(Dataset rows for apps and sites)

Start of Block

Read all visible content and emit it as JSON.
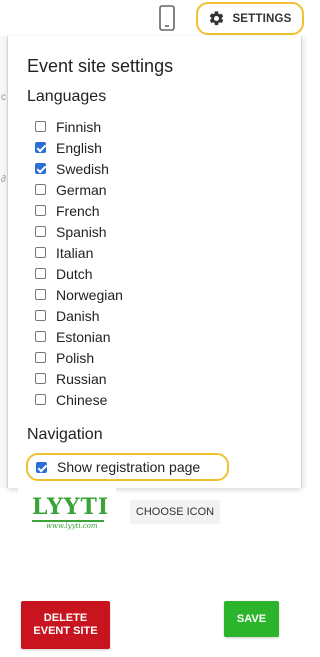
{
  "topbar": {
    "settings_label": "SETTINGS",
    "icons": [
      "mobile-phone-icon",
      "gear-icon"
    ],
    "highlight_color": "#f0c030"
  },
  "panel": {
    "title": "Event site settings",
    "languages_heading": "Languages",
    "languages": [
      {
        "label": "Finnish",
        "checked": false
      },
      {
        "label": "English",
        "checked": true
      },
      {
        "label": "Swedish",
        "checked": true
      },
      {
        "label": "German",
        "checked": false
      },
      {
        "label": "French",
        "checked": false
      },
      {
        "label": "Spanish",
        "checked": false
      },
      {
        "label": "Italian",
        "checked": false
      },
      {
        "label": "Dutch",
        "checked": false
      },
      {
        "label": "Norwegian",
        "checked": false
      },
      {
        "label": "Danish",
        "checked": false
      },
      {
        "label": "Estonian",
        "checked": false
      },
      {
        "label": "Polish",
        "checked": false
      },
      {
        "label": "Russian",
        "checked": false
      },
      {
        "label": "Chinese",
        "checked": false
      }
    ],
    "navigation_heading": "Navigation",
    "show_registration": {
      "label": "Show registration page",
      "checked": true
    }
  },
  "logo": {
    "text": "LYYTI",
    "tagline": "www.lyyti.com"
  },
  "actions": {
    "choose_icon_label": "CHOOSE ICON",
    "delete_label_line1": "DELETE",
    "delete_label_line2": "EVENT SITE",
    "save_label": "SAVE",
    "delete_color": "#c8141e",
    "save_color": "#2cb52c"
  }
}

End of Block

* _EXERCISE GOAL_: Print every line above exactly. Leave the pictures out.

* _WRITTEN ANSWER_:
Read all visible content and emit it as JSON.
{
  "topbar": {
    "settings_label": "SETTINGS",
    "icons": [
      "mobile-phone-icon",
      "gear-icon"
    ],
    "highlight_color": "#f0c030"
  },
  "panel": {
    "title": "Event site settings",
    "languages_heading": "Languages",
    "languages": [
      {
        "label": "Finnish",
        "checked": false
      },
      {
        "label": "English",
        "checked": true
      },
      {
        "label": "Swedish",
        "checked": true
      },
      {
        "label": "German",
        "checked": false
      },
      {
        "label": "French",
        "checked": false
      },
      {
        "label": "Spanish",
        "checked": false
      },
      {
        "label": "Italian",
        "checked": false
      },
      {
        "label": "Dutch",
        "checked": false
      },
      {
        "label": "Norwegian",
        "checked": false
      },
      {
        "label": "Danish",
        "checked": false
      },
      {
        "label": "Estonian",
        "checked": false
      },
      {
        "label": "Polish",
        "checked": false
      },
      {
        "label": "Russian",
        "checked": false
      },
      {
        "label": "Chinese",
        "checked": false
      }
    ],
    "navigation_heading": "Navigation",
    "show_registration": {
      "label": "Show registration page",
      "checked": true
    }
  },
  "logo": {
    "text": "LYYTI",
    "tagline": "www.lyyti.com"
  },
  "actions": {
    "choose_icon_label": "CHOOSE ICON",
    "delete_label_line1": "DELETE",
    "delete_label_line2": "EVENT SITE",
    "save_label": "SAVE",
    "delete_color": "#c8141e",
    "save_color": "#2cb52c"
  }
}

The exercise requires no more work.